The consultant has said a 50-year lease could include a temporary cap on rates, followed by limitations on hikes, based on inflation, with additional protection provided by the Public Utility Commission, which would need to approve hikes if the lessee is a private firm.

The agreement could also include a requirement that the lessee keep authority employees for a specified period, honor the union contract and negotiate thereafter with the union in good faith.

The agreement would require the lessee to pay off the city’s and the authority’s debt and fully fund their pension plans.

Paying off the city’s debt would provide an automatic 12-mill reduction in property taxes.

The authority’s $12 to $15 million annual income would be the appeal for a bidder, city representatives have said.

“There’s money to be made,” by a lessee, Stickel said.

If a lessee would agree to the guarantees after making such an upfront payment, however, why isn’t the authority already providing those benefits to the community? the resident asked rhetorically.

Another resident – one who didn’t give her name, but who said she owns a small business – similarly asked why the authority can’t provide the necessary money for the city to remain solvent.

The authority – which the city invited to bid – plans to make a go of it, although it’s not clear whether it would need to follow all the same rules as other bidders.
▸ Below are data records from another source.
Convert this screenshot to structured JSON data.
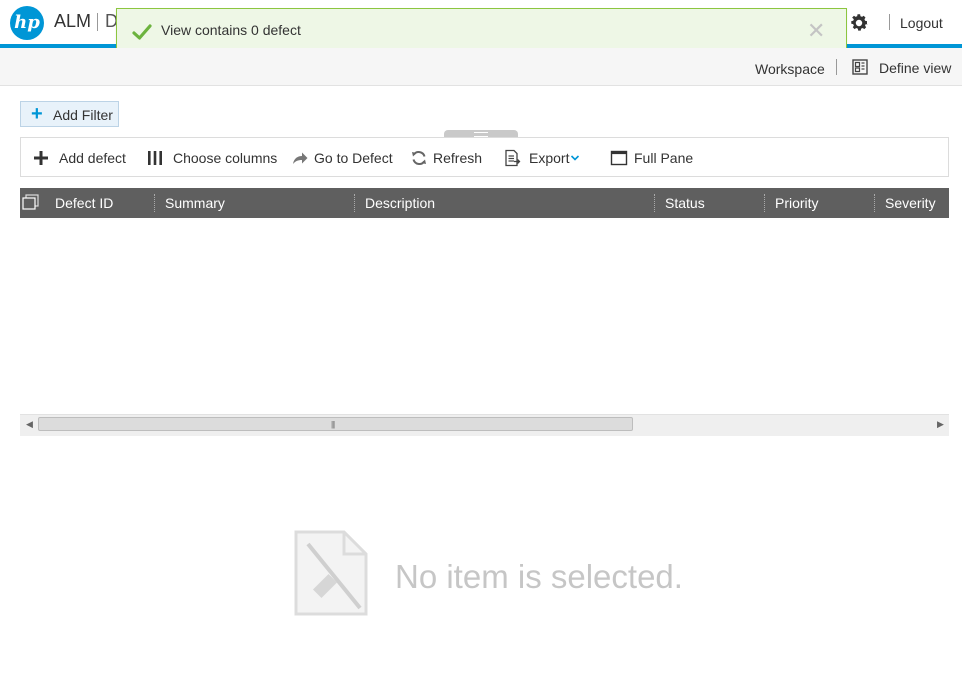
{
  "header": {
    "logo_text": "hp",
    "app_name": "ALM",
    "module_name": "D",
    "logout_label": "Logout"
  },
  "toast": {
    "message": "View contains 0 defect",
    "close_glyph": "✕"
  },
  "subbar": {
    "workspace_label": "Workspace",
    "define_view_label": "Define view"
  },
  "filter": {
    "add_filter_label": "Add Filter"
  },
  "toolbar": {
    "add_defect_label": "Add defect",
    "choose_columns_label": "Choose columns",
    "go_to_defect_label": "Go to Defect",
    "refresh_label": "Refresh",
    "export_label": "Export",
    "full_pane_label": "Full Pane"
  },
  "grid": {
    "columns": [
      "Defect ID",
      "Summary",
      "Description",
      "Status",
      "Priority",
      "Severity"
    ],
    "rows": []
  },
  "detail": {
    "empty_message": "No item is selected."
  },
  "colors": {
    "brand": "#0096d6",
    "toast_border": "#8cc63f",
    "toast_bg": "#eef7e6",
    "grid_header_bg": "#5f5f5f"
  }
}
One way or another, city residents would be paying for the deal – either by higher water rates or higher taxes, the first resident predicted.

Higher taxes and higher water bills are not the way to entice more people and businesses to move to the city, said the third resident, Heather Jo Eckels, a member of the Government Study Commission, which is writing a home rule charter.

The first resident said the lease issue should go to a referendum vote.

Officials indicated that the issue is not one that can go to referendum.

But without the lease of the systems, there’s little hope for the city to exit its current Act 47 distressed municipality status, Councilman Bruce Kelley told the authority.

And recent revisions to the Act 47 law limits how long municipalities can remain in that protective program, which eliminates tax caps, Stickel said.

Now, if an Act 47 municipality demonstrates that it can’t remain solvent, it’s dissolved, he said.

Previously, officials have said that home rule and reassessment are a way out of financial distress, because home rule also eliminates the tax caps and reassessment would reset millage far below the cap.

In addition, a recent revision of the Third Class City Code has added three mills to the general-purpose property tax cap.

But simply raising taxes isn’t appealing, Kelley said.

“We’ve got to look at everything we have,” Kelley said. “If we don’t explore this, shame on us.”

Council won’t lease the system, however, if “the numbers aren’t there,” he said.

“To a lot of folks, [the plan] is a shock to the system, I know,” Kelley said.

“It’s a shock to us, trust me,” Lawruk said.

Mirror Staff Writer William Kibler is at 949-7038.